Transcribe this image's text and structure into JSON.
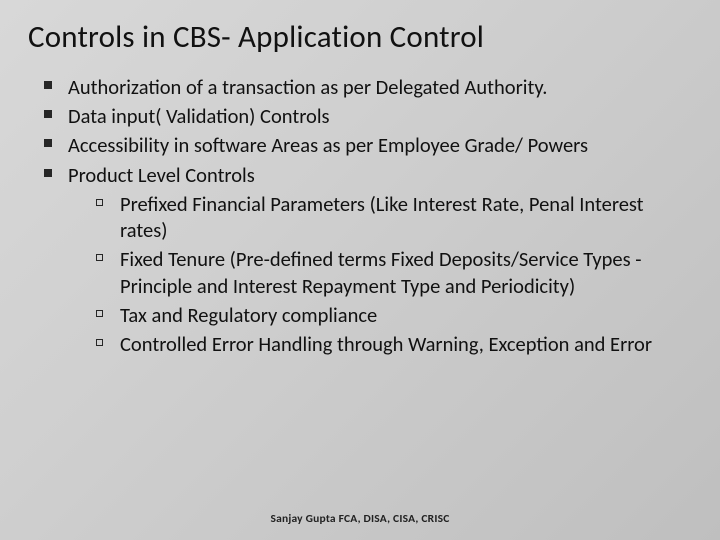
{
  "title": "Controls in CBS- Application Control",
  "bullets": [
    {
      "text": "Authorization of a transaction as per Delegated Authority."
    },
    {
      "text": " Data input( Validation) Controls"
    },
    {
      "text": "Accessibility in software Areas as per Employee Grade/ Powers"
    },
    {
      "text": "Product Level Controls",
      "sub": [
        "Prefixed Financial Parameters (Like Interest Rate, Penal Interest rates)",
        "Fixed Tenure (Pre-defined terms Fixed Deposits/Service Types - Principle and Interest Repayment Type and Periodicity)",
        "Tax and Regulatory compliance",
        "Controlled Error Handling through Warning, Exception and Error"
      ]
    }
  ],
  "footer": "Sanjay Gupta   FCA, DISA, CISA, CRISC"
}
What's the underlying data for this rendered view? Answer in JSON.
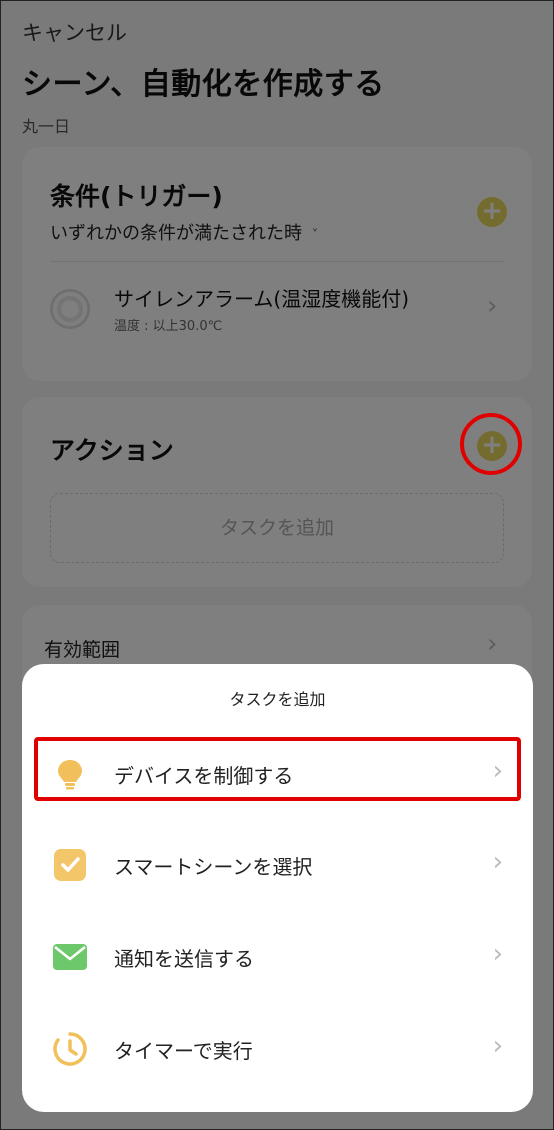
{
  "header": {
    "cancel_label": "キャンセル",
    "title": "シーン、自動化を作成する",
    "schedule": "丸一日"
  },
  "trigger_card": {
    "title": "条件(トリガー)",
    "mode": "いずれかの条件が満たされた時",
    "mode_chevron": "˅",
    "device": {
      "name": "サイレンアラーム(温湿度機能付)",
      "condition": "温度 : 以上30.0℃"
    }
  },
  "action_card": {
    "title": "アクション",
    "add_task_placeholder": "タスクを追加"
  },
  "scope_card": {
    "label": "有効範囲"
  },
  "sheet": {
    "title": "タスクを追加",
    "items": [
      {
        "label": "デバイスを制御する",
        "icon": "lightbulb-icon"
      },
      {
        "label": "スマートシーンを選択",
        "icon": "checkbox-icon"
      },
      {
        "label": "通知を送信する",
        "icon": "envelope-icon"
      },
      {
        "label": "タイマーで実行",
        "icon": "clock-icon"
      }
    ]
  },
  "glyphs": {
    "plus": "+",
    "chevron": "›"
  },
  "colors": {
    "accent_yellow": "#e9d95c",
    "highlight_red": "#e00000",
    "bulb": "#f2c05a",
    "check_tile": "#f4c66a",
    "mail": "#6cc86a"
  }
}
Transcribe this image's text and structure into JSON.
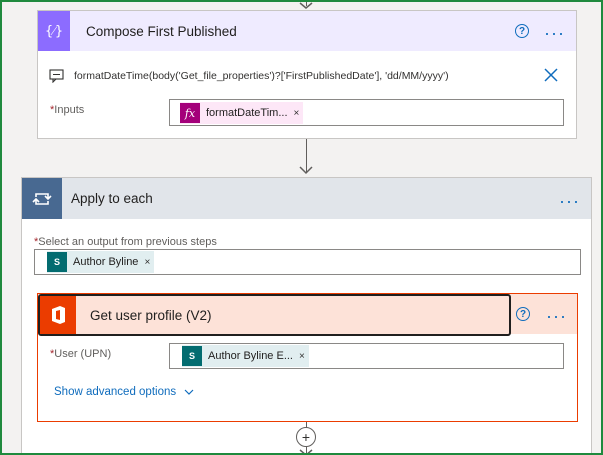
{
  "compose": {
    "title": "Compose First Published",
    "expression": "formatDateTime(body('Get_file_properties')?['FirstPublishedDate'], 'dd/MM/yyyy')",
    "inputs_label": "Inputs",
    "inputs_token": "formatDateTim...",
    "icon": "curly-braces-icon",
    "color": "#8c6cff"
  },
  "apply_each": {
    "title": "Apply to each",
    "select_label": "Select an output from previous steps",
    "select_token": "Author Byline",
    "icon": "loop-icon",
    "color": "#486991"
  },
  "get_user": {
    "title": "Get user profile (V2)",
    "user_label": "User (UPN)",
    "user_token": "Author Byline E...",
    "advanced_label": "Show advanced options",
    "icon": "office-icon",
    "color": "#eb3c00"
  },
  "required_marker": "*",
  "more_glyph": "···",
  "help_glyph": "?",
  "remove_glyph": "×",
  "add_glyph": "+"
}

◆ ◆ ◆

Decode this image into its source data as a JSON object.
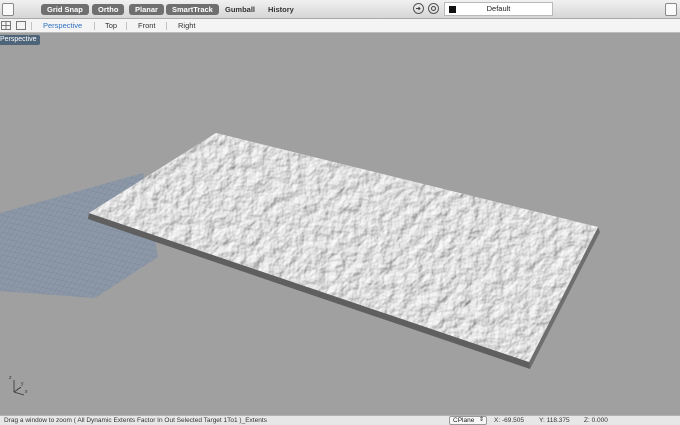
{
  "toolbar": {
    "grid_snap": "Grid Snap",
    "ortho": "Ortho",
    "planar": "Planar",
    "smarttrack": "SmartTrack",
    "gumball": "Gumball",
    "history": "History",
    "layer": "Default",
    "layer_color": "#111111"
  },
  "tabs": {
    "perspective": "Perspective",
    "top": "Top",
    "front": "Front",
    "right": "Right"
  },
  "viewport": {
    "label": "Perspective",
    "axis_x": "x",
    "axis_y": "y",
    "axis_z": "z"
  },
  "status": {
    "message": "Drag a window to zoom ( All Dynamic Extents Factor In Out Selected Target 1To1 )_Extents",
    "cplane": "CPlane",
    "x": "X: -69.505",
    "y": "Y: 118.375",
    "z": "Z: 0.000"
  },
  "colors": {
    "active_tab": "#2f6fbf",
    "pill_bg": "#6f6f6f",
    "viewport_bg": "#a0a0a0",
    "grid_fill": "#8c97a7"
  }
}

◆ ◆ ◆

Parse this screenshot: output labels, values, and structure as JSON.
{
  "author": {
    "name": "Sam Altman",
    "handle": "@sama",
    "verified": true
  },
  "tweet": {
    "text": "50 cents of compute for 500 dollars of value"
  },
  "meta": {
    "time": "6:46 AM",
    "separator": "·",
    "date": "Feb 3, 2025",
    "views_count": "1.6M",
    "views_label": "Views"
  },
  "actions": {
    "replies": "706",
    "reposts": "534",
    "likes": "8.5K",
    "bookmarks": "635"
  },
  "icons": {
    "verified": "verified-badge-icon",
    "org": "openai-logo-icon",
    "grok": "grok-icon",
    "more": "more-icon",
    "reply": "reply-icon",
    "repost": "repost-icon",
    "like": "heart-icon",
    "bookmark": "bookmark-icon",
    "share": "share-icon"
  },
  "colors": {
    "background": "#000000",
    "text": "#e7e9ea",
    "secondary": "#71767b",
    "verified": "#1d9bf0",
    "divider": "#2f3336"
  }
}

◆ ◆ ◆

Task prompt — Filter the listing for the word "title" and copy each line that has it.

Expected output —
  "title": "Controls in CBS- Application Control",
    "title": "シーン、自動化を作成する",
    "title": "条件(トリガー)",
    "title": "アクション",
    "title": "タスクを追加",
    "title": "Compose First Published",
    "title": "Apply to each",
    "title": "Get user profile (V2)",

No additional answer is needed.